Solar and Lunar Eclipses Applet

8. Tides and Tidal Interaction

The rocks at Hopewell Cape, NB
courtesy Goverment of New Brunswick

For millions of people in the world living along the ocean, the daily fluctuations of the oceans’ water level are important factors of life. Tides occur because of the gravitational attraction between the Earth, the Sun and the Moon. The Sun and Moon actually tug at the Earth’s oceans, causing a tidal bulge (the tidal influence of the Moon is about twice that of the Sun). Each coastal location experiences approximately two high tides and two low tides each day; when it is high tide at one coastal location, it is low tide along a different coast a quarter of the way around the Earth. Because tides occur due to the gravity of both the Sun and Moon, there are two different classifications of tides, which depend on the orientation of the Sun and Moon. A spring tide occurs when the Sun, Moon and Earth are all in a line (full or new moon), and causes the greatest tidal differences because the Sun and Moon act together to create one large tidal bulge. A neap tide, on the other hand, occurs near a quarter moon phase when the Sun and Moon are at right angles from each other, causing a smaller tidal bulge. In addition to the effect of the orientation of the Sun and Moon, the distance to the Moon will also affect the tide levels. During perigee (when the Moon is nearest to the Earth), the gravitational pull of the Moon is about 40% greater than if it were at apogee. The world’s greatest tides occur right here in Canada, in the Bay of Fundy in Nova Scotia. The greatest variation occurs in Minas Basin, on the eastern extremity of the Bay of Fundy, where if the Moon is near perigee during a spring tide, the water level can be as much as 16 metres higher at high tide than at low tide. The location and shape of the shoreline combined with the depth of the water are the key reasons that the Bay of Fundy experiences such dramatic tidal variations.
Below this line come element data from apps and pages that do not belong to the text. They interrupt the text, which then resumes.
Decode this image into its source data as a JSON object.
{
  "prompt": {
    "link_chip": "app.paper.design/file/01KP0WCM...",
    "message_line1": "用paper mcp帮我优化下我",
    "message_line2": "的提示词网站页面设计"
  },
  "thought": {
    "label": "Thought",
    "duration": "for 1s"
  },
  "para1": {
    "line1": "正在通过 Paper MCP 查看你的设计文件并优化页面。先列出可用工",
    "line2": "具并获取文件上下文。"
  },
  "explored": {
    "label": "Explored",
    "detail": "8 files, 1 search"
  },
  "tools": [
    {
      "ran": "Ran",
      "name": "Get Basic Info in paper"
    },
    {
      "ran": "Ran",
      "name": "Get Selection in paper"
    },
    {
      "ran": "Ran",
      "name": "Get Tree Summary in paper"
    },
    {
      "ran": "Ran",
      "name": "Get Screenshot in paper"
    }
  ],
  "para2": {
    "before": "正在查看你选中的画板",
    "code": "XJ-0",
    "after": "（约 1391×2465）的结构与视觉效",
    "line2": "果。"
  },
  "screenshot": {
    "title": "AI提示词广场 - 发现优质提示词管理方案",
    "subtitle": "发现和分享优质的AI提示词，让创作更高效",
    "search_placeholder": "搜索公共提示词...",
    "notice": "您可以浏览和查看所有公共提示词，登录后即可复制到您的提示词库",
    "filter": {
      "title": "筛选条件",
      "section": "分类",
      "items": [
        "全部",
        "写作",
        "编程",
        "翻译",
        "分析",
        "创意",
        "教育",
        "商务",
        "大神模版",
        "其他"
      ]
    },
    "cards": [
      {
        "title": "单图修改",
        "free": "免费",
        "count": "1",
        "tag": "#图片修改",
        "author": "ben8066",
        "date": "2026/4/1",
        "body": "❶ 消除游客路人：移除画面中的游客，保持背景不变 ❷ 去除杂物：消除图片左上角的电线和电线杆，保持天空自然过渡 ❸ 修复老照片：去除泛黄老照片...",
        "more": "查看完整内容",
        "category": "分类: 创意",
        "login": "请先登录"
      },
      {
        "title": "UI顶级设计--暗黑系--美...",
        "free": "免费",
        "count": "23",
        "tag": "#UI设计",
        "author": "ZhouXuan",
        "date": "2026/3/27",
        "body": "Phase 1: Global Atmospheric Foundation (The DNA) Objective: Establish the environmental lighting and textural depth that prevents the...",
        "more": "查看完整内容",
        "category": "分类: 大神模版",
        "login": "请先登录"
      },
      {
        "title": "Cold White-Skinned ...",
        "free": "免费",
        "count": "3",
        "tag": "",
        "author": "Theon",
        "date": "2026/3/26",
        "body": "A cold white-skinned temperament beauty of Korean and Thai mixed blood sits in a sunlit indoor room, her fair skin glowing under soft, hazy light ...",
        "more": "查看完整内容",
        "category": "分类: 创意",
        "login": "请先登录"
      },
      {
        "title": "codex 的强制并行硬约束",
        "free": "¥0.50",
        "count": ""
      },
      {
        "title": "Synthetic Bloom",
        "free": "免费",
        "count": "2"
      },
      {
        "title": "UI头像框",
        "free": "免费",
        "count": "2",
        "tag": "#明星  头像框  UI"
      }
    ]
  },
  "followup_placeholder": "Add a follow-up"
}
Load Flash Applet
Tides and Tidal Interaction applet

9. Summary

Our home planet is unique in its ability to support life. The Earth’s surface is covered with water and the crust is constantly changing by plate tectonics. Our planet’s atmosphere is unique in its composition of nitrogen and oxygen; it is able to support life and causes dramatic weather patterns. The Earth and the Moon are close neighbours in space and the Moon is believed to be born of the Earth, but they appear as very different worlds. The Earth is full of life and is under constant change, while the Moon is a dark and barren world with little or no current activity.

The Moon’s surface is composed entirely of rock and dust, and lacks both an atmosphere and magnetic field. Even though the Moon is lifeless and unchanging, it nevertheless affects our lives on Earth. The Moon brightens our night sky with its regular progression through its phases and its sheer beauty has intrigued civilizations for thousands of years. The Moon is also the main cause of the tides we see along the ocean coastline, and many people travel the world seeking the opportunity to witness a solar eclipse. While the Earth and its moon seem to be greatly different and unrelated, our world would be a very different place without the Moon.